» **Assigned task**: The full set of entries below must be returned exactly as shown.

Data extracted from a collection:
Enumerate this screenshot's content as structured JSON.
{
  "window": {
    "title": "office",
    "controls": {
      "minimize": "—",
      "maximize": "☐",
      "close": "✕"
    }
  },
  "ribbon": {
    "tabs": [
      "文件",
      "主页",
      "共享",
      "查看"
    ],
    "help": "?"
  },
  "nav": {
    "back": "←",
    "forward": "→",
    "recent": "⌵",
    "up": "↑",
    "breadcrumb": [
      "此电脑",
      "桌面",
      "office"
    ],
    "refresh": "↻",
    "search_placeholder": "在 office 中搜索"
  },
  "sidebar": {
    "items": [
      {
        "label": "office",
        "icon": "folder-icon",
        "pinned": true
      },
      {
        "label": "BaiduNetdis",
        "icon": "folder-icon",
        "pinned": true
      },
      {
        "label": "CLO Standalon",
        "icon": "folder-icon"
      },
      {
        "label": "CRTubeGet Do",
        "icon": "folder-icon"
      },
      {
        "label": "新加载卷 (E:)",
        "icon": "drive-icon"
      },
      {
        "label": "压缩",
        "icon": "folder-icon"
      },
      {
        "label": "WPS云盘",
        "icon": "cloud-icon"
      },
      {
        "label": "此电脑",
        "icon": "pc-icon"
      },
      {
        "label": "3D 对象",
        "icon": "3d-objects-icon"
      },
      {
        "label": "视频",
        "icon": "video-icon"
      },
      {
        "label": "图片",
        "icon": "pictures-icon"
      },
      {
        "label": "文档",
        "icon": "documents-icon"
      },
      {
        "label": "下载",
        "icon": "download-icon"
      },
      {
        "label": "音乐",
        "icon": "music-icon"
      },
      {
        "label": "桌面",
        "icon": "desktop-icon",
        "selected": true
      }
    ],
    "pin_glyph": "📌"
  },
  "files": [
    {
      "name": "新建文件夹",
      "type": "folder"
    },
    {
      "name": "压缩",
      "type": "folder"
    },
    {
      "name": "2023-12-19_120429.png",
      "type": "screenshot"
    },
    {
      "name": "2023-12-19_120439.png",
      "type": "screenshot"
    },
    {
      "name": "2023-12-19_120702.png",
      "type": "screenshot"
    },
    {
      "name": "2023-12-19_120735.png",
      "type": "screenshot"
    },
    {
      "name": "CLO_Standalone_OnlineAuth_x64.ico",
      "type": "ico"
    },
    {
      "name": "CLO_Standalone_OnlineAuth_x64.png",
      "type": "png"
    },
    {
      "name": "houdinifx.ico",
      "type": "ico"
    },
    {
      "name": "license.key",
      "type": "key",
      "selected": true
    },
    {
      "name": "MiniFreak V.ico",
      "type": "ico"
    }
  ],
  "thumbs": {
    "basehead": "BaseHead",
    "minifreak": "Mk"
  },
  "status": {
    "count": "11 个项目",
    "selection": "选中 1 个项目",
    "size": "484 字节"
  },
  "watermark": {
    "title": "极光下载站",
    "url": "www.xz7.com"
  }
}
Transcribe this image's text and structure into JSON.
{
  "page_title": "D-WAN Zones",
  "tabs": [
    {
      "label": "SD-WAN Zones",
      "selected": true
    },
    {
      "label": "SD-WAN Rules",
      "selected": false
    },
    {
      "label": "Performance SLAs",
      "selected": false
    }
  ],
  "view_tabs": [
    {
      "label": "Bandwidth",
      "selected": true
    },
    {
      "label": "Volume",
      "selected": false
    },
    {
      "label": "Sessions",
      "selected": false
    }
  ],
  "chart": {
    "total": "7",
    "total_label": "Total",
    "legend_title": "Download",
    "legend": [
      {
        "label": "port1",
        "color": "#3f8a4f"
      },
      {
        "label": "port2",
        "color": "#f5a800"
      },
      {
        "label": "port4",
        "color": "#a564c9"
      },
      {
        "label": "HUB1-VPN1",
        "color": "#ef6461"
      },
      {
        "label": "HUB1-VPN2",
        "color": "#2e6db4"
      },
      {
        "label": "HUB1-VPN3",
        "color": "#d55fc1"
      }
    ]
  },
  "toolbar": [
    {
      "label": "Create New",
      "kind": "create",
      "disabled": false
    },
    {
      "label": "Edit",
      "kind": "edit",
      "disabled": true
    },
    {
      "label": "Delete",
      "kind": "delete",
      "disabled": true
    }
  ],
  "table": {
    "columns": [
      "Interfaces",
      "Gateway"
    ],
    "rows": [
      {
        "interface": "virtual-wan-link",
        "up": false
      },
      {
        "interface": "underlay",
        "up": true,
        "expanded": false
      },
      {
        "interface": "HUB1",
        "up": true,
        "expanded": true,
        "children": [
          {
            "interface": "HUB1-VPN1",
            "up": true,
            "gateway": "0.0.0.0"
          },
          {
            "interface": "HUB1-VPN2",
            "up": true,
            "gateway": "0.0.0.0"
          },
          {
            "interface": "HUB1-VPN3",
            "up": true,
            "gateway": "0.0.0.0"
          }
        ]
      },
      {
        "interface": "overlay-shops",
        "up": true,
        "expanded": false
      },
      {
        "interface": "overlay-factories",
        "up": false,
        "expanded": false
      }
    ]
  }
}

» **Your solution**:
Enumerate this screenshot's content as structured JSON.
{
  "window": {
    "title": "office",
    "controls": {
      "minimize": "—",
      "maximize": "☐",
      "close": "✕"
    }
  },
  "ribbon": {
    "tabs": [
      "文件",
      "主页",
      "共享",
      "查看"
    ],
    "help": "?"
  },
  "nav": {
    "back": "←",
    "forward": "→",
    "recent": "⌵",
    "up": "↑",
    "breadcrumb": [
      "此电脑",
      "桌面",
      "office"
    ],
    "refresh": "↻",
    "search_placeholder": "在 office 中搜索"
  },
  "sidebar": {
    "items": [
      {
        "label": "office",
        "icon": "folder-icon",
        "pinned": true
      },
      {
        "label": "BaiduNetdis",
        "icon": "folder-icon",
        "pinned": true
      },
      {
        "label": "CLO Standalon",
        "icon": "folder-icon"
      },
      {
        "label": "CRTubeGet Do",
        "icon": "folder-icon"
      },
      {
        "label": "新加载卷 (E:)",
        "icon": "drive-icon"
      },
      {
        "label": "压缩",
        "icon": "folder-icon"
      },
      {
        "label": "WPS云盘",
        "icon": "cloud-icon"
      },
      {
        "label": "此电脑",
        "icon": "pc-icon"
      },
      {
        "label": "3D 对象",
        "icon": "3d-objects-icon"
      },
      {
        "label": "视频",
        "icon": "video-icon"
      },
      {
        "label": "图片",
        "icon": "pictures-icon"
      },
      {
        "label": "文档",
        "icon": "documents-icon"
      },
      {
        "label": "下载",
        "icon": "download-icon"
      },
      {
        "label": "音乐",
        "icon": "music-icon"
      },
      {
        "label": "桌面",
        "icon": "desktop-icon",
        "selected": true
      }
    ],
    "pin_glyph": "📌"
  },
  "files": [
    {
      "name": "新建文件夹",
      "type": "folder"
    },
    {
      "name": "压缩",
      "type": "folder"
    },
    {
      "name": "2023-12-19_120429.png",
      "type": "screenshot"
    },
    {
      "name": "2023-12-19_120439.png",
      "type": "screenshot"
    },
    {
      "name": "2023-12-19_120702.png",
      "type": "screenshot"
    },
    {
      "name": "2023-12-19_120735.png",
      "type": "screenshot"
    },
    {
      "name": "CLO_Standalone_OnlineAuth_x64.ico",
      "type": "ico"
    },
    {
      "name": "CLO_Standalone_OnlineAuth_x64.png",
      "type": "png"
    },
    {
      "name": "houdinifx.ico",
      "type": "ico"
    },
    {
      "name": "license.key",
      "type": "key",
      "selected": true
    },
    {
      "name": "MiniFreak V.ico",
      "type": "ico"
    }
  ],
  "thumbs": {
    "basehead": "BaseHead",
    "minifreak": "Mk"
  },
  "status": {
    "count": "11 个项目",
    "selection": "选中 1 个项目",
    "size": "484 字节"
  },
  "watermark": {
    "title": "极光下载站",
    "url": "www.xz7.com"
  }
}
Transcribe this image's text and structure into JSON.
{
  "page_title": "D-WAN Zones",
  "tabs": [
    {
      "label": "SD-WAN Zones",
      "selected": true
    },
    {
      "label": "SD-WAN Rules",
      "selected": false
    },
    {
      "label": "Performance SLAs",
      "selected": false
    }
  ],
  "view_tabs": [
    {
      "label": "Bandwidth",
      "selected": true
    },
    {
      "label": "Volume",
      "selected": false
    },
    {
      "label": "Sessions",
      "selected": false
    }
  ],
  "chart": {
    "total": "7",
    "total_label": "Total",
    "legend_title": "Download",
    "legend": [
      {
        "label": "port1",
        "color": "#3f8a4f"
      },
      {
        "label": "port2",
        "color": "#f5a800"
      },
      {
        "label": "port4",
        "color": "#a564c9"
      },
      {
        "label": "HUB1-VPN1",
        "color": "#ef6461"
      },
      {
        "label": "HUB1-VPN2",
        "color": "#2e6db4"
      },
      {
        "label": "HUB1-VPN3",
        "color": "#d55fc1"
      }
    ]
  },
  "toolbar": [
    {
      "label": "Create New",
      "kind": "create",
      "disabled": false
    },
    {
      "label": "Edit",
      "kind": "edit",
      "disabled": true
    },
    {
      "label": "Delete",
      "kind": "delete",
      "disabled": true
    }
  ],
  "table": {
    "columns": [
      "Interfaces",
      "Gateway"
    ],
    "rows": [
      {
        "interface": "virtual-wan-link",
        "up": false
      },
      {
        "interface": "underlay",
        "up": true,
        "expanded": false
      },
      {
        "interface": "HUB1",
        "up": true,
        "expanded": true,
        "children": [
          {
            "interface": "HUB1-VPN1",
            "up": true,
            "gateway": "0.0.0.0"
          },
          {
            "interface": "HUB1-VPN2",
            "up": true,
            "gateway": "0.0.0.0"
          },
          {
            "interface": "HUB1-VPN3",
            "up": true,
            "gateway": "0.0.0.0"
          }
        ]
      },
      {
        "interface": "overlay-shops",
        "up": true,
        "expanded": false
      },
      {
        "interface": "overlay-factories",
        "up": false,
        "expanded": false
      }
    ]
  }
}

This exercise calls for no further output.